[Show abstract][Hide abstract] ABSTRACT: Pathological conditions and pro-inflammatory stimuli in the brain induce cyclooxygenase-2 (COX-2), a key enzyme in arachidonic acid metabolism mediating the production of prostanoids that, among other actions, have strong vasoactive properties. Although low basal cerebral COX-2 expression has been reported, COX-2 is strongly induced by pro-inflammatory challenges, whereas COX-1 is constitutively expressed. However, the contribution of these enzymes in prostanoid formation varies depending on the stimuli and cell type. Astrocyte feet surround cerebral microvessels and release molecules that can trigger vascular responses. Here, we investigate the regulation of COX-2 induction and its role in prostanoid generation after a pro-inflammatory challenge with the bacterial lipopolysaccharide (LPS) in astroglia. Intracerebral administration of LPS in rodents induced strong COX-2 expression mainly in astroglia and microglia, whereas COX-1 expression was predominant in microglia and did not increase. In cultured astrocytes, LPS strongly induced COX-2 and microsomal prostaglandin-E(2) (PGE(2)) synthase-1, mediated by the MyD88-dependent NFκB pathway and influenced by mitogen-activated protein kinase pathways.
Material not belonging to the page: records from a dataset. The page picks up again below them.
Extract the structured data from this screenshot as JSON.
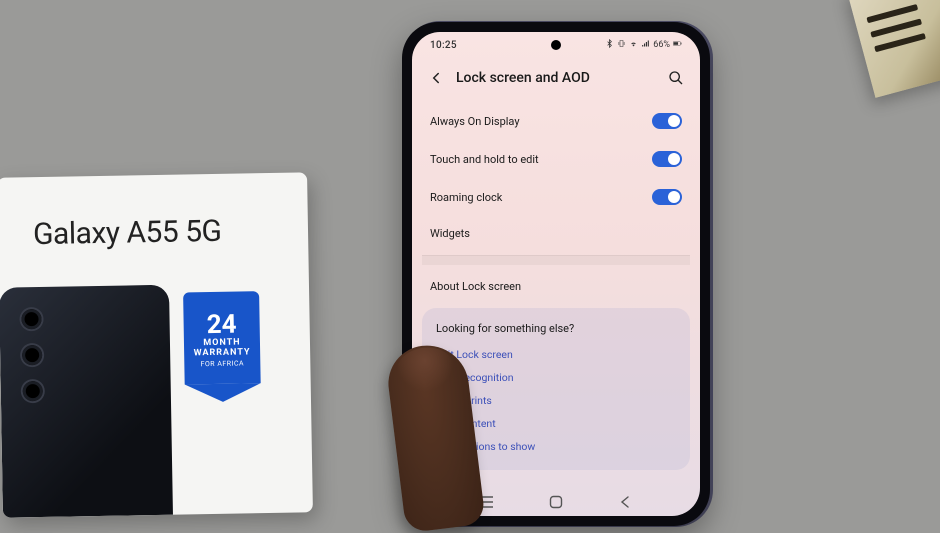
{
  "box": {
    "title": "Galaxy A55 5G",
    "warranty": {
      "number": "24",
      "unit": "MONTH",
      "label": "WARRANTY",
      "region": "FOR AFRICA"
    }
  },
  "status": {
    "time": "10:25",
    "battery": "66%"
  },
  "header": {
    "title": "Lock screen and AOD"
  },
  "settings": {
    "aod": {
      "label": "Always On Display",
      "on": true
    },
    "touch_edit": {
      "label": "Touch and hold to edit",
      "on": true
    },
    "roaming": {
      "label": "Roaming clock",
      "on": true
    },
    "widgets": {
      "label": "Widgets"
    },
    "about": {
      "label": "About Lock screen"
    }
  },
  "suggestions": {
    "title": "Looking for something else?",
    "links": {
      "edit_lock": "Edit Lock screen",
      "face": "Face recognition",
      "fingerprints": "Fingerprints",
      "hide": "Hide content",
      "notifications": "Notifications to show"
    }
  }
}
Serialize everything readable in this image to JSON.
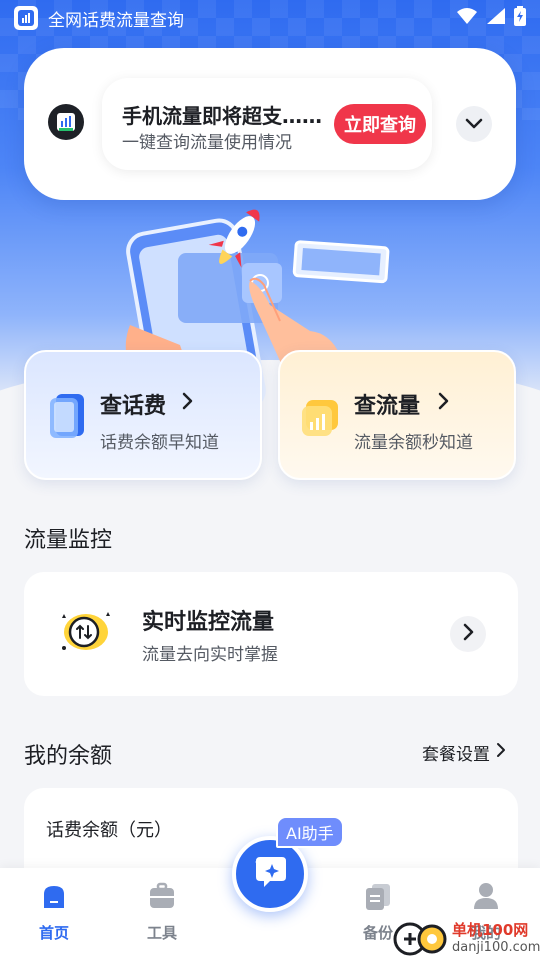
{
  "status_bar": {
    "app_title": "全网话费流量查询",
    "signal_icon": "wifi-icon",
    "cell_icon": "signal-icon",
    "battery_icon": "battery-charging-icon"
  },
  "notice": {
    "title": "手机流量即将超支……",
    "subtitle": "一键查询流量使用情况",
    "button_label": "立即查询",
    "expand_icon": "chevron-down-icon"
  },
  "query_cards": [
    {
      "title": "查话费",
      "subtitle": "话费余额早知道",
      "icon": "phone-card-icon"
    },
    {
      "title": "查流量",
      "subtitle": "流量余额秒知道",
      "icon": "data-card-icon"
    }
  ],
  "monitor_section": {
    "heading": "流量监控",
    "title": "实时监控流量",
    "subtitle": "流量去向实时掌握"
  },
  "balance_section": {
    "heading": "我的余额",
    "plan_link": "套餐设置",
    "card_label": "话费余额（元）"
  },
  "bottom_nav": {
    "items": [
      {
        "label": "首页",
        "icon": "home-icon",
        "active": true
      },
      {
        "label": "工具",
        "icon": "toolbox-icon",
        "active": false
      },
      {
        "label": "备份",
        "icon": "backup-icon",
        "active": false
      },
      {
        "label": "我的",
        "icon": "user-icon",
        "active": false
      }
    ],
    "ai_label": "AI助手"
  },
  "watermark": {
    "cn": "单机100网",
    "url": "danji100.com"
  },
  "colors": {
    "primary": "#2f6bf0",
    "accent_red": "#f0364a",
    "text": "#1d1f24",
    "muted": "#555a63"
  }
}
Studies in COX-deficient cells and using COX inhibitors demonstrated that COX-2 mediated the high production of PGE(2) and, to a lesser extent, other prostanoids after LPS. In contrast, LPS down-regulated COX-1 in an MyD88-dependent fashion, and COX-1 deficiency increased PGE(2) production after LPS. The results show that astrocytes respond to LPS by a COX-2-dependent production of prostanoids, mainly vasoactive PGE(2), and suggest that the coordinated down-regulation of COX-1 facilitates PGE(2) production after TLR-4 activation. These effects might induce cerebral blood flow responses to brain inflammation.
No preview · Article · Jan 2012 · Journal of Biological Chemistry
[Show abstract][Hide abstract] ABSTRACT: There is increasing evidence that astrocytes play important roles in immune regulation in the brain. Astrocytes express toll-like receptors (TLR) and build up responses to innate immune triggers by releasing proinflammatory molecules. We investigate signaling pathways and released molecules after astrocyte TLR4 activation. Purified rodent brain astrocyte cultures were treated with the TLR4 activator bacterial lipopolysaccharide (LPS). Tools used to interfere with this system include small interference RNA, inhibitory drugs, and MyD88 or Stat1 deficient mice. LPS induced early activation of the transcription factor NFκB, through the MyD88 adaptor, and expression of TNF-α, VCAM-1, IL-15, and IL-27. LPS also induced delayed Jak1/Stat1 activation, which was MyD88-independent but was not mediated by IFN-β. Jak1/Stat1 activation induced the expression of negative cytokine regulator SOCS-1 and CXCL10 chemokine (IP-10). Mitogen-activated protein kinases (MAPK) were also involved in TLR4 signaling in a MyD88-independent fashion. p38 exerted a strong influence on LPS-induced gene expression by regulating the phosphorylation of Stat1 and the transcriptional activity of NFκB, while JNK regulated the Jak1/Stat1 pathway, and ERK1/2 controlled the expression of Egr-1 and influenced MyD88-dependent MMP-9 expression. Interplay between these signals was evidenced by the increased induction of MMP-9 in Stat1-deficient cells challenged with LPS, suggesting that Stat1 negatively regulates the expression of MMP-9 induced by LPS. Therefore, astrocytes are responsive to TLR4 activation by inducing a complex set of cell-dependent molecular reactions mediated by NFκB, MAPK and Jak1/Stat1 signaling pathways. Here we identified cross-talking signals generating a proinflammatory environment that will modulate the response of surrounding cells.